>>>
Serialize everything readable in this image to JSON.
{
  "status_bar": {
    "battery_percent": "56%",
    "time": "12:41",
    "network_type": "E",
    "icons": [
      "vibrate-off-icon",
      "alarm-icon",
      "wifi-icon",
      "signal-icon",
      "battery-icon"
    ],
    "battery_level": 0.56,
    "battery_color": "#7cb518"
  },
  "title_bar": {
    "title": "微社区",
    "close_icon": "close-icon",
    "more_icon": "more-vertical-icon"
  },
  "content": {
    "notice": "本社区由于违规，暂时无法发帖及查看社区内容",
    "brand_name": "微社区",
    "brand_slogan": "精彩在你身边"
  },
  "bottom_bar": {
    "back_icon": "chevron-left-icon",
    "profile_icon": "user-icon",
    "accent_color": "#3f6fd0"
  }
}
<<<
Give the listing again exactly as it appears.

**Result for this exercise**
Serialize everything readable in this image to JSON.
{
  "status_bar": {
    "battery_percent": "56%",
    "time": "12:41",
    "network_type": "E",
    "icons": [
      "vibrate-off-icon",
      "alarm-icon",
      "wifi-icon",
      "signal-icon",
      "battery-icon"
    ],
    "battery_level": 0.56,
    "battery_color": "#7cb518"
  },
  "title_bar": {
    "title": "微社区",
    "close_icon": "close-icon",
    "more_icon": "more-vertical-icon"
  },
  "content": {
    "notice": "本社区由于违规，暂时无法发帖及查看社区内容",
    "brand_name": "微社区",
    "brand_slogan": "精彩在你身边"
  },
  "bottom_bar": {
    "back_icon": "chevron-left-icon",
    "profile_icon": "user-icon",
    "accent_color": "#3f6fd0"
  }
}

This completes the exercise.